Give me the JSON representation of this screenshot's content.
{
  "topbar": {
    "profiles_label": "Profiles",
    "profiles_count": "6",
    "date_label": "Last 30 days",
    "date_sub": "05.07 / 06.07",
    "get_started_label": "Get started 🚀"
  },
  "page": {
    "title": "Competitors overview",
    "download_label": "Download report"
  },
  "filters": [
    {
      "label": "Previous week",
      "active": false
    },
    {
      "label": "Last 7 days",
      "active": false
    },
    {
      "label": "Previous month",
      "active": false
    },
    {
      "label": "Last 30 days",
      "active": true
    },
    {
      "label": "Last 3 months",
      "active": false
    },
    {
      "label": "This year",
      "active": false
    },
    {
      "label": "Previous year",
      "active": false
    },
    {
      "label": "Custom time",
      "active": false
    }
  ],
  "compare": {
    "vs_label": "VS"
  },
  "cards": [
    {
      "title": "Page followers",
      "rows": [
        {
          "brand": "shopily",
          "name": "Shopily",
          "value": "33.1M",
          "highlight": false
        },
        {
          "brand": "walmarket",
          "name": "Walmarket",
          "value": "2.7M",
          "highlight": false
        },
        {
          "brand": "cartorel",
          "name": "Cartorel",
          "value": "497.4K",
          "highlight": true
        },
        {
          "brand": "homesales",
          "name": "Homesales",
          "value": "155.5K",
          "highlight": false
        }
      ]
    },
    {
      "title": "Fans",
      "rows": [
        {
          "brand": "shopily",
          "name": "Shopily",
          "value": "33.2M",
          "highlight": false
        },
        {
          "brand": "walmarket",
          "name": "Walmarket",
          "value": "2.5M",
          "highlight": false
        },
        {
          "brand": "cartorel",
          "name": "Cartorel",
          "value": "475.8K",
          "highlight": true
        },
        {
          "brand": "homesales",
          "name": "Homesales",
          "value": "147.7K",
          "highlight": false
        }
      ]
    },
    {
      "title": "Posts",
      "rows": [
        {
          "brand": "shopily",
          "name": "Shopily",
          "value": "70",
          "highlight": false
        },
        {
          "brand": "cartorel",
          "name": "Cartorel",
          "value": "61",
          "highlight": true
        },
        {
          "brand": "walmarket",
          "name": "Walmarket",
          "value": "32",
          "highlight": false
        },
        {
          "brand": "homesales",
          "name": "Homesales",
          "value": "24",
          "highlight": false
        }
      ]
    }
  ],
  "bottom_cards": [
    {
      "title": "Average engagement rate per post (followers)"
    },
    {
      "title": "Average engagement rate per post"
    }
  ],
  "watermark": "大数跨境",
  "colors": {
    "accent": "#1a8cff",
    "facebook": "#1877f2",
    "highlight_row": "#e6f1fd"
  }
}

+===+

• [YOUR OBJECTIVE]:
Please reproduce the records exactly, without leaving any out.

• [WRITTEN ANSWER]:
Give me the JSON representation of this screenshot's content.
{
  "topbar": {
    "profiles_label": "Profiles",
    "profiles_count": "6",
    "date_label": "Last 30 days",
    "date_sub": "05.07 / 06.07",
    "get_started_label": "Get started 🚀"
  },
  "page": {
    "title": "Competitors overview",
    "download_label": "Download report"
  },
  "filters": [
    {
      "label": "Previous week",
      "active": false
    },
    {
      "label": "Last 7 days",
      "active": false
    },
    {
      "label": "Previous month",
      "active": false
    },
    {
      "label": "Last 30 days",
      "active": true
    },
    {
      "label": "Last 3 months",
      "active": false
    },
    {
      "label": "This year",
      "active": false
    },
    {
      "label": "Previous year",
      "active": false
    },
    {
      "label": "Custom time",
      "active": false
    }
  ],
  "compare": {
    "vs_label": "VS"
  },
  "cards": [
    {
      "title": "Page followers",
      "rows": [
        {
          "brand": "shopily",
          "name": "Shopily",
          "value": "33.1M",
          "highlight": false
        },
        {
          "brand": "walmarket",
          "name": "Walmarket",
          "value": "2.7M",
          "highlight": false
        },
        {
          "brand": "cartorel",
          "name": "Cartorel",
          "value": "497.4K",
          "highlight": true
        },
        {
          "brand": "homesales",
          "name": "Homesales",
          "value": "155.5K",
          "highlight": false
        }
      ]
    },
    {
      "title": "Fans",
      "rows": [
        {
          "brand": "shopily",
          "name": "Shopily",
          "value": "33.2M",
          "highlight": false
        },
        {
          "brand": "walmarket",
          "name": "Walmarket",
          "value": "2.5M",
          "highlight": false
        },
        {
          "brand": "cartorel",
          "name": "Cartorel",
          "value": "475.8K",
          "highlight": true
        },
        {
          "brand": "homesales",
          "name": "Homesales",
          "value": "147.7K",
          "highlight": false
        }
      ]
    },
    {
      "title": "Posts",
      "rows": [
        {
          "brand": "shopily",
          "name": "Shopily",
          "value": "70",
          "highlight": false
        },
        {
          "brand": "cartorel",
          "name": "Cartorel",
          "value": "61",
          "highlight": true
        },
        {
          "brand": "walmarket",
          "name": "Walmarket",
          "value": "32",
          "highlight": false
        },
        {
          "brand": "homesales",
          "name": "Homesales",
          "value": "24",
          "highlight": false
        }
      ]
    }
  ],
  "bottom_cards": [
    {
      "title": "Average engagement rate per post (followers)"
    },
    {
      "title": "Average engagement rate per post"
    }
  ],
  "watermark": "大数跨境",
  "colors": {
    "accent": "#1a8cff",
    "facebook": "#1877f2",
    "highlight_row": "#e6f1fd"
  }
}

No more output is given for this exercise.